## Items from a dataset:

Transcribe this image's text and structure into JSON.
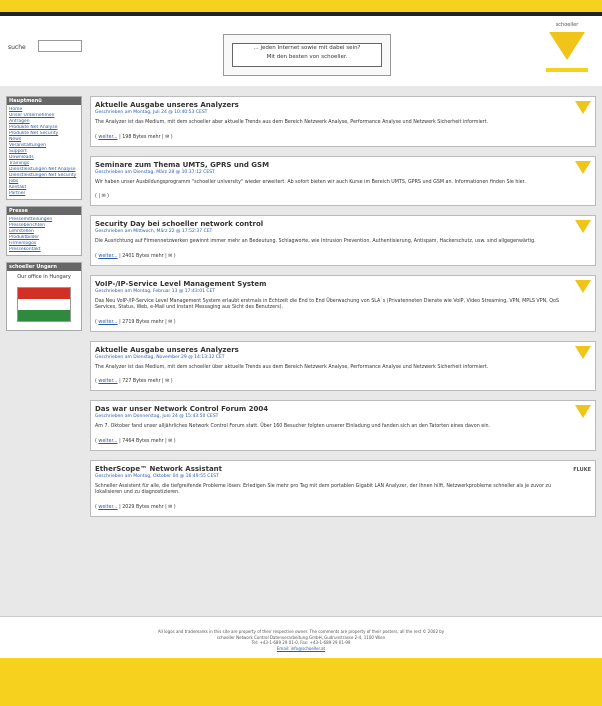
{
  "colors": {
    "brand_yellow": "#f6d21e",
    "link_blue": "#2a5ab0",
    "sidebar_head": "#666666"
  },
  "header": {
    "search_label": "suche",
    "search_value": "",
    "slogan_line1": "... jeden Internet sowie mit dabei sein?",
    "slogan_line2": "Mit den besten von schoeller.",
    "logo_text": "schoeller",
    "logo_icon": "schoeller-triangle-logo"
  },
  "sidebar": {
    "nav_title": "Hauptmenü",
    "nav_items": [
      "Home",
      "Unser Unternehmen",
      "Anfragen",
      "Produkte Net Analyse",
      "Produkte Net Security",
      "News",
      "Veranstaltungen",
      "Support",
      "Downloads",
      "Trainings",
      "Dienstleistungen Net Analyse",
      "Dienstleistungen Net Security",
      "Jobs",
      "Kontakt",
      "Partner"
    ],
    "press_title": "Presse",
    "press_items": [
      "Pressemitteilungen",
      "Presseberichten",
      "Lehrstellen",
      "Produktbilder",
      "Firmenlogos",
      "Pressekontakt"
    ],
    "office_title": "schoeller Ungarn",
    "office_text": "Our office in Hungary"
  },
  "articles": [
    {
      "title": "Aktuelle Ausgabe unseres Analyzers",
      "meta": "Geschrieben am Montag, Juli 24 @ 10:40:53 CEST",
      "body": "The Analyzer ist das Medium, mit dem schoeller aber aktuelle Trends aus dem Bereich Netzwerk Analyse, Performance Analyse und Netzwerk Sicherheit informiert.",
      "more": "weiter...",
      "foot": "| 198 Bytes mehr | ",
      "icon": "yellow-triangle-icon"
    },
    {
      "title": "Seminare zum Thema UMTS, GPRS und GSM",
      "meta": "Geschrieben am Dienstag, März 28 @ 10:37:12 CEST",
      "body": "Wir haben unser Ausbildungsprogramm \"schoeller university\" wieder erweitert. Ab sofort bieten wir auch Kurse im Bereich UMTS, GPRS und GSM an. Informationen finden Sie hier.",
      "more": "",
      "foot": "| ",
      "icon": "yellow-triangle-icon"
    },
    {
      "title": "Security Day bei schoeller network control",
      "meta": "Geschrieben am Mittwoch, März 22 @ 17:52:37 CET",
      "body": "Die Ausrichtung auf Firmennetzwerken gewinnt immer mehr an Bedeutung. Schlagworte, wie Intrusion Prevention, Authentisierung, Antispam, Hackerschutz, usw. sind allgegenwärtig.",
      "more": "weiter...",
      "foot": "| 2401 Bytes mehr | ",
      "icon": "yellow-triangle-icon"
    },
    {
      "title": "VoIP-/IP-Service Level Management System",
      "meta": "Geschrieben am Montag, Februar 13 @ 17:43:01 CET",
      "body": "Das Neu VoIP-/IP-Service Level Management System erlaubt erstmals in Echtzeit die End to End Überwachung von SLA`s (Privatenneten Dienste wie VoIP, Video Streaming, VPN, MPLS VPN, QoS Services, Status, Web, e-Mail und Instant Messaging aus Sicht des Benutzers).",
      "more": "weiter...",
      "foot": "| 2719 Bytes mehr | ",
      "icon": "yellow-triangle-icon"
    },
    {
      "title": "Aktuelle Ausgabe unseres Analyzers",
      "meta": "Geschrieben am Dienstag, November 29 @ 14:13:32 CET",
      "body": "The Analyzer ist das Medium, mit dem schoeller über aktuelle Trends aus dem Bereich Netzwerk Analyse, Performance Analyse und Netzwerk Sicherheit informiert.",
      "more": "weiter...",
      "foot": "| 727 Bytes mehr | ",
      "icon": "yellow-triangle-icon"
    },
    {
      "title": "Das war unser Network Control Forum 2004",
      "meta": "Geschrieben am Donnerstag, Juni 24 @ 15:43:50 CEST",
      "body": "Am 7. Oktober fand unser alljährliches Network Control Forum statt. Über 160 Besucher folgten unserer Einladung und fanden sich an den Tatorten eines davon ein.",
      "more": "weiter...",
      "foot": "| 7464 Bytes mehr | ",
      "icon": "yellow-triangle-icon"
    },
    {
      "title": "EtherScope™ Network Assistant",
      "meta": "Geschrieben am Montag, Oktober 04 @ 16:49:55 CEST",
      "body": "Schneller Assistent für alle, die tiefgreifende Probleme lösen: Erledigen Sie mehr pro Tag mit dem portablen Gigabit LAN Analyzer, der Ihnen hilft, Netzwerkprobleme schneller als je zuvor zu lokalisieren und zu diagnostizieren.",
      "more": "weiter...",
      "foot": "| 2029 Bytes mehr | ",
      "icon": "fluke-networks-logo"
    }
  ],
  "footer": {
    "line1": "All logos and trademarks in this site are property of their respective owner. The comments are property of their posters, all the rest © 2002 by",
    "line2": "schoeller Network Control Datenverarbeitung GmbH, Gudrunstrasse 2-4, 1100 Wien",
    "line3": "Tel: +43-1-689 29 01-0, Fax: +43-1-689 29 01-99",
    "line4": "Email: info@schoeller.at"
  }
}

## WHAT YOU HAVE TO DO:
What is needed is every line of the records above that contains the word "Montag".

## SOLUTION TO THIS PROBLEM:
      "meta": "Geschrieben am Montag, Juli 24 @ 10:40:53 CEST",
      "meta": "Geschrieben am Montag, Februar 13 @ 17:43:01 CET",
      "meta": "Geschrieben am Montag, Oktober 04 @ 16:49:55 CEST",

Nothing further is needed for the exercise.